      "size" : [8.56, 5.4],
      "uid" : "uid-string, should NOT duplicate",
      "meta" : "what ever string you like."
    }
  ]
}

ObjectTarget

{
  "objects" :
  [
    {
      "obj" : "hexagon.obj",
      "name" : "hexagon",
      "scale" : 1.0,
      "uid" : "uid-string, should NOT duplicate",
      "meta" : "what ever string you like."
    },
  ]
}

The above json contains all fields that can be used by EasyAR: target path, target name, target size/scale, target uid and meta data. Only the target path is required among all the fields. So the following json is acceptable.

ImageTarget

{
  "images" :
  [
    {
      "image" : "argame00.jpg",
      "name" : "argame"
    }
  ]
}

ObjectTarget

{
  "objects" :
  [
    {
      "obj" : "hexagon.obj",
      "name" : "hexagon"
    }
  ]
}

And this is also acceptable.

ImageTarget

{
  "images" :
  [
    {
      "image" : "argame00.jpg"
    }
  ]
}

ObjectTarget

{
  "objects" :
  [
    {
      "obj" : "hexagon.obj"
    }
  ]
}

You can put multiple targets into the same json file and load them together or separately.

{
  "images" :
  [
    {
      "image" : "argame00.jpg",
      "name" : "argame"
    },
    {
      "image" : "idback.jpg",
      "name" : "idback",
      "size" : [8.56, 5.4],
      "uid" : "uid-string"
    }
  ]
}
{
  "images" :
  [
    {
      "image" : "sightplus/argame01.jpg",
      "name" : "argame01"
    },
    {
      "image" : "sightplus/argame02.jpg",
      "name" : "argame02"
    },
    {
      "image" : "sightplus/argame03.jpg",
      "name" : "argame03"
    }
  ]
}

Or put different type of target into one json,

{
  "images" :
  [
    {
      "image" : "argame00.jpg",
      "name" : "argame"
    },
    {
      "image" : "idback.jpg",
      "name" : "idback",
      "size" : [8.56, 5.4],
      "uid" : "uid-string"
    }
  ],
  "objects" :
  [
    {
      "obj" : "hexagon.obj"
    }
  ]
}
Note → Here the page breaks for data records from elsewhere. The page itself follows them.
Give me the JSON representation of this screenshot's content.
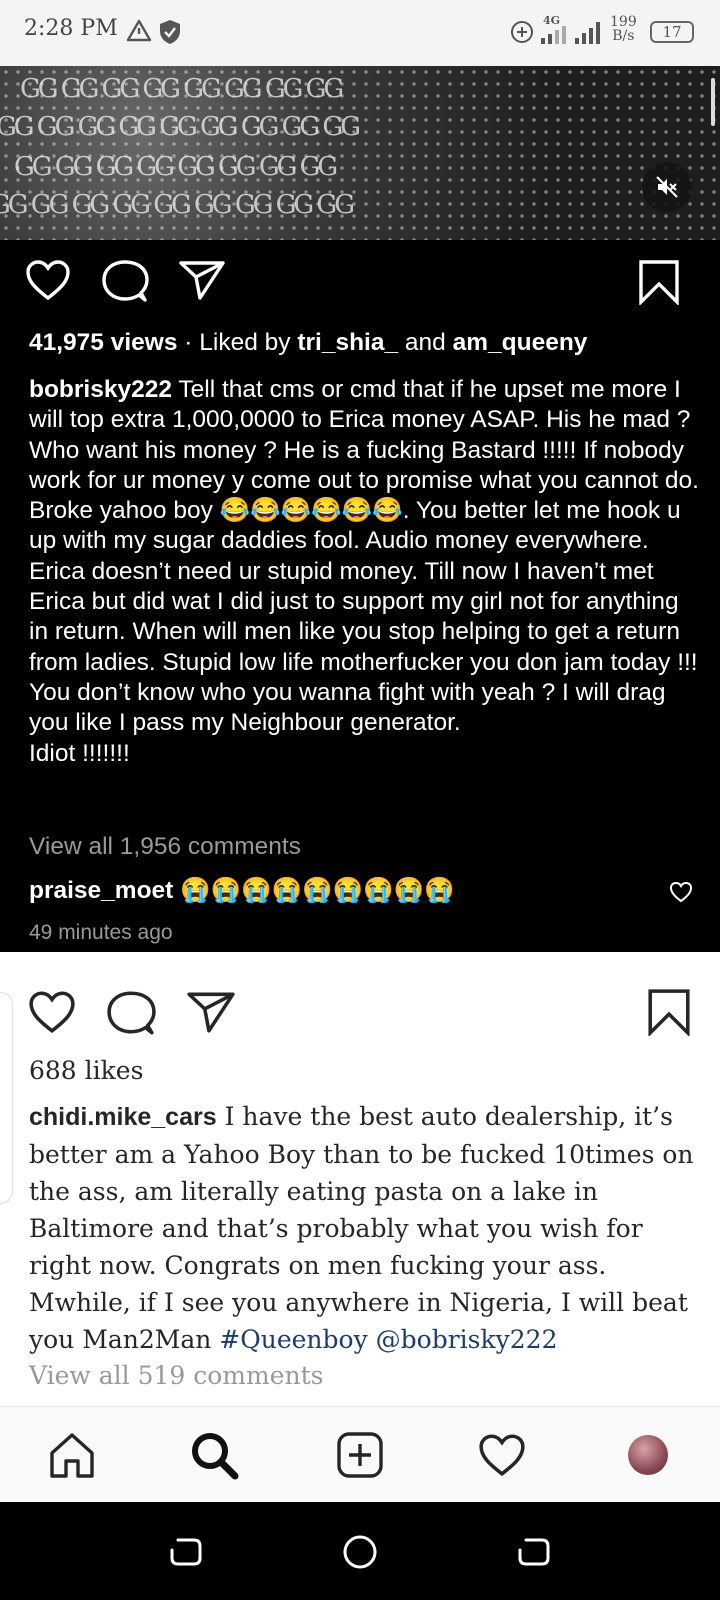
{
  "status_bar": {
    "time": "2:28 PM",
    "network": "4G",
    "speed_value": "199",
    "speed_unit": "B/s",
    "battery": "17"
  },
  "post1": {
    "views": "41,975 views",
    "liked_by_prefix": "· Liked by",
    "liked_user1": "tri_shia_",
    "liked_and": "and",
    "liked_user2": "am_queeny",
    "caption_user": "bobrisky222",
    "caption_part1": "Tell that cms or cmd that if he upset me more I will top extra 1,000,0000 to Erica money ASAP. His he mad ? Who want his money ? He is a fucking Bastard !!!!! If nobody work for ur money y come out to promise what you cannot do. Broke yahoo boy",
    "caption_emojis": "😂😂😂😂😂😂",
    "caption_part2": ". You better let me hook u up with my sugar daddies fool.  Audio money everywhere. Erica doesn’t need ur stupid money. Till now I haven’t met Erica but did wat I did just to support my girl not for anything in return. When will men like you stop helping to get a return from ladies. Stupid low life motherfucker you don jam today !!! You don’t know who you wanna fight with yeah ? I will drag you like I pass my Neighbour generator.",
    "caption_part3": "Idiot !!!!!!!",
    "view_all_comments": "View all 1,956 comments",
    "comment_user": "praise_moet",
    "comment_text": "😭😭😭😭😭😭😭😭😭",
    "time_ago": "49 minutes ago"
  },
  "post2": {
    "likes": "688 likes",
    "caption_user": "chidi.mike_cars",
    "caption_text": "I have the best auto dealership, it’s better am a Yahoo Boy than to be fucked 10times on the ass, am literally eating pasta on a lake in Baltimore and that’s probably what you wish for right now. Congrats on men fucking your ass. Mwhile, if I see you anywhere in Nigeria, I will beat you Man2Man",
    "hashtag": "#Queenboy",
    "mention": "@bobrisky222",
    "view_all_comments": "View all 519 comments"
  },
  "icons": [
    "warning-icon",
    "shield-icon",
    "data-saver-icon",
    "signal-icon",
    "battery-icon",
    "mute-icon",
    "heart-icon",
    "comment-icon",
    "share-icon",
    "bookmark-icon",
    "home-icon",
    "search-icon",
    "add-post-icon",
    "activity-icon",
    "profile-avatar",
    "back-icon",
    "home-circle-icon",
    "recents-icon"
  ],
  "colors": {
    "dark_bg": "#000000",
    "link": "#1d3c6e",
    "muted": "#9a9a9a"
  }
}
Sometimes you do not actually care about detail configurations like size or name, and you just want to load a lot of images or obj files as targets. So we offer a simplified configuration.

ImageTarget
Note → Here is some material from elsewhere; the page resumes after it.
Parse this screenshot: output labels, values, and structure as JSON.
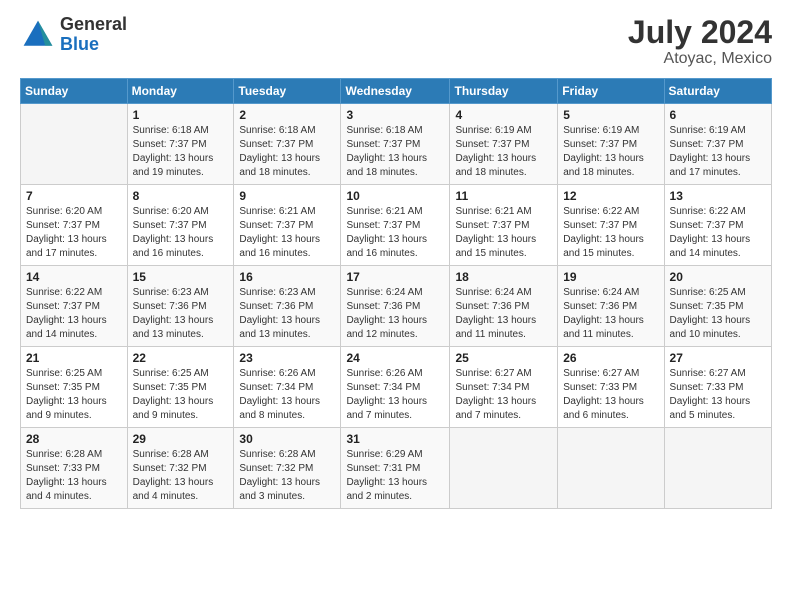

{
  "images": [
    "argame00.jpg"
  ]
}

ObjectTarget

{
  "objects": [
    "hexagon.obj"
  ]
}

Like above, all you have to write is just a line of path. With a lot of targets, you can write,

ImageTarget

{
  "images": [
    "argame00.jpg",
    "argame01.jpg",
    "argame02.jpg",
    "argame03.jpg",
    "argame04.jpg",
    "argame05.jpg"
  ]
}

ObjectTarget

{
  "objects": [
    "object00.jpg",
    "object01.jpg",
    "object02.jpg",
    "object03.jpg",
    "object04.jpg",
    "object05.jpg"
  ]
}

Or put them together

{
  "images": [
    "argame00.jpg",
    "argame01.jpg",
    "argame02.jpg",
    "argame03.jpg",
    "argame04.jpg",
    "argame05.jpg"
  ],
  "objects": [
    "object00.jpg",
    "object01.jpg",
    "object02.jpg",
    "object03.jpg",
    "object04.jpg",
    "object05.jpg"
  ]
}

Also, you can combine all above together. The following sample shows a combination with different ways to write the path. Make sure to write unix-like path (use / to seperate path components). EasyAR supports non-ASCII characters in the path string, but you have to save your json in UTF-8 format.

{
  "images": [
    "path/to/argame00.jpg",
    "path/to/argame01.png",
    "argame02.jpg",
    {
      "image" : "path/to/argame03.jpg"
    },
    {
      "image" : "argame04.png",
      "name" : "argame"
    },
    {
      "image" : "idback.jpg",
      "name" : "idback",
      "size" : [8.56, 5.4],
      "uid" : "uid-string"
    },
    "c:/win/absolute/path/to/argame05.png",
    "/unix/absolute/path/to/argame06.jpg"
  ],
  "objects": [
    "path/to/argame00.obj",
    "path/to/argame01.obj",
    "argame02.obj",
    {
      "obj" : "path/to/argame03.obj"
    },
    {
      "obj" : "argame04.obj",
      "name" : "argame"
    },
    {
      "obj" : "hexagon.obj",
      "name" : "hexagon",
      "scale" : 1.0,
      "uid" : "uid-string, should NOT duplicate",
      "meta" : "what ever string you like."
    },
    "c:/win/absolute/path/to/argame05.obj",
    "/unix/absolute/path/to/argame06.obj"
  ]
}